Component data from apps and pages:
⟨
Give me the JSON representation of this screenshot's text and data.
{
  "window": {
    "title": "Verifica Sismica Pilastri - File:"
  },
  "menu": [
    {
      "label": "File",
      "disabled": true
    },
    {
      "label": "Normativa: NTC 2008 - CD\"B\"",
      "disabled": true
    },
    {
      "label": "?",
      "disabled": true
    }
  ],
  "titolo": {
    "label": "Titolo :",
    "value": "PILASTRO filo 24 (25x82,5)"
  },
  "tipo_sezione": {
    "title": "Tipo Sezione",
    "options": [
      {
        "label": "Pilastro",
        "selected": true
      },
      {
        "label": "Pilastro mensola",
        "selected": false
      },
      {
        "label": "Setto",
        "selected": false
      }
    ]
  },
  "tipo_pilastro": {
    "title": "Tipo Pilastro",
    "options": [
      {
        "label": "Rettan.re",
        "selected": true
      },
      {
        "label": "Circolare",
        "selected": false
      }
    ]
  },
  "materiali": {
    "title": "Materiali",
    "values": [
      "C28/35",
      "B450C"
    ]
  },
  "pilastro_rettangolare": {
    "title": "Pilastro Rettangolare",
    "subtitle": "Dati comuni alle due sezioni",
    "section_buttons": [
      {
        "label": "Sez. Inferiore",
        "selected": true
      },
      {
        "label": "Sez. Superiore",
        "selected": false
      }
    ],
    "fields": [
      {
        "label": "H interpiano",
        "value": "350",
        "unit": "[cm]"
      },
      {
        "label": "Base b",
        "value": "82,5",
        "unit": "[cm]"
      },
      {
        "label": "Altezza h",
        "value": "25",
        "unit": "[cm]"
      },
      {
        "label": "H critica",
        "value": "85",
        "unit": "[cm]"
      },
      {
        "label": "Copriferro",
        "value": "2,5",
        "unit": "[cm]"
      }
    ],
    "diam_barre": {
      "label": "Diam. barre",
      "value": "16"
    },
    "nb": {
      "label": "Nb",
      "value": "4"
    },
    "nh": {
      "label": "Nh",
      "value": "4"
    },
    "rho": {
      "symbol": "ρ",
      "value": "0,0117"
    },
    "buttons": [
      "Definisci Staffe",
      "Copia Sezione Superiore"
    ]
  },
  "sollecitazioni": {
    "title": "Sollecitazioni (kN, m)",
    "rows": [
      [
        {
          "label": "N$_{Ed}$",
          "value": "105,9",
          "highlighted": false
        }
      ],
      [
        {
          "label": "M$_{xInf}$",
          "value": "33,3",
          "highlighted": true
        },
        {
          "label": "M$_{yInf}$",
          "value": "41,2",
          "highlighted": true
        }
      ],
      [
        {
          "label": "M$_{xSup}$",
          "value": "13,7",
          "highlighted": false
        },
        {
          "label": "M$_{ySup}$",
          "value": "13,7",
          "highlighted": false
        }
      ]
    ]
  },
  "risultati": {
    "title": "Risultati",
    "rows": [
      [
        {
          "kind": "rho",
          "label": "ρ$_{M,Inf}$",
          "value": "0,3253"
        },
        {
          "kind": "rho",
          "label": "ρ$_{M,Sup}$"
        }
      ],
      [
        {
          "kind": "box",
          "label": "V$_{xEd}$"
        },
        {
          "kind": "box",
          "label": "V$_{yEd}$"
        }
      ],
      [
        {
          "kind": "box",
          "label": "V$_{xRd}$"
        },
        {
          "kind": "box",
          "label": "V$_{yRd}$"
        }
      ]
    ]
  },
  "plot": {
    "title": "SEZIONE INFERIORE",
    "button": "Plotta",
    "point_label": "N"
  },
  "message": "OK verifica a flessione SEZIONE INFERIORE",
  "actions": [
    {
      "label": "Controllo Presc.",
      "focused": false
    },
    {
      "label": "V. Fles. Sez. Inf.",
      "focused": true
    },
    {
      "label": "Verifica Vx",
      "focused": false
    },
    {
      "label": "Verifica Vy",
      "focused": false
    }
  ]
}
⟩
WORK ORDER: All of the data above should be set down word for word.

COMPLETED EXERCISE:
Give me the JSON representation of this screenshot's text and data.
{
  "window": {
    "title": "Verifica Sismica Pilastri - File:"
  },
  "menu": [
    {
      "label": "File",
      "disabled": true
    },
    {
      "label": "Normativa: NTC 2008 - CD\"B\"",
      "disabled": true
    },
    {
      "label": "?",
      "disabled": true
    }
  ],
  "titolo": {
    "label": "Titolo :",
    "value": "PILASTRO filo 24 (25x82,5)"
  },
  "tipo_sezione": {
    "title": "Tipo Sezione",
    "options": [
      {
        "label": "Pilastro",
        "selected": true
      },
      {
        "label": "Pilastro mensola",
        "selected": false
      },
      {
        "label": "Setto",
        "selected": false
      }
    ]
  },
  "tipo_pilastro": {
    "title": "Tipo Pilastro",
    "options": [
      {
        "label": "Rettan.re",
        "selected": true
      },
      {
        "label": "Circolare",
        "selected": false
      }
    ]
  },
  "materiali": {
    "title": "Materiali",
    "values": [
      "C28/35",
      "B450C"
    ]
  },
  "pilastro_rettangolare": {
    "title": "Pilastro Rettangolare",
    "subtitle": "Dati comuni alle due sezioni",
    "section_buttons": [
      {
        "label": "Sez. Inferiore",
        "selected": true
      },
      {
        "label": "Sez. Superiore",
        "selected": false
      }
    ],
    "fields": [
      {
        "label": "H interpiano",
        "value": "350",
        "unit": "[cm]"
      },
      {
        "label": "Base b",
        "value": "82,5",
        "unit": "[cm]"
      },
      {
        "label": "Altezza h",
        "value": "25",
        "unit": "[cm]"
      },
      {
        "label": "H critica",
        "value": "85",
        "unit": "[cm]"
      },
      {
        "label": "Copriferro",
        "value": "2,5",
        "unit": "[cm]"
      }
    ],
    "diam_barre": {
      "label": "Diam. barre",
      "value": "16"
    },
    "nb": {
      "label": "Nb",
      "value": "4"
    },
    "nh": {
      "label": "Nh",
      "value": "4"
    },
    "rho": {
      "symbol": "ρ",
      "value": "0,0117"
    },
    "buttons": [
      "Definisci Staffe",
      "Copia Sezione Superiore"
    ]
  },
  "sollecitazioni": {
    "title": "Sollecitazioni (kN, m)",
    "rows": [
      [
        {
          "label": "N$_{Ed}$",
          "value": "105,9",
          "highlighted": false
        }
      ],
      [
        {
          "label": "M$_{xInf}$",
          "value": "33,3",
          "highlighted": true
        },
        {
          "label": "M$_{yInf}$",
          "value": "41,2",
          "highlighted": true
        }
      ],
      [
        {
          "label": "M$_{xSup}$",
          "value": "13,7",
          "highlighted": false
        },
        {
          "label": "M$_{ySup}$",
          "value": "13,7",
          "highlighted": false
        }
      ]
    ]
  },
  "risultati": {
    "title": "Risultati",
    "rows": [
      [
        {
          "kind": "rho",
          "label": "ρ$_{M,Inf}$",
          "value": "0,3253"
        },
        {
          "kind": "rho",
          "label": "ρ$_{M,Sup}$"
        }
      ],
      [
        {
          "kind": "box",
          "label": "V$_{xEd}$"
        },
        {
          "kind": "box",
          "label": "V$_{yEd}$"
        }
      ],
      [
        {
          "kind": "box",
          "label": "V$_{xRd}$"
        },
        {
          "kind": "box",
          "label": "V$_{yRd}$"
        }
      ]
    ]
  },
  "plot": {
    "title": "SEZIONE INFERIORE",
    "button": "Plotta",
    "point_label": "N"
  },
  "message": "OK verifica a flessione SEZIONE INFERIORE",
  "actions": [
    {
      "label": "Controllo Presc.",
      "focused": false
    },
    {
      "label": "V. Fles. Sez. Inf.",
      "focused": true
    },
    {
      "label": "Verifica Vx",
      "focused": false
    },
    {
      "label": "Verifica Vy",
      "focused": false
    }
  ]
}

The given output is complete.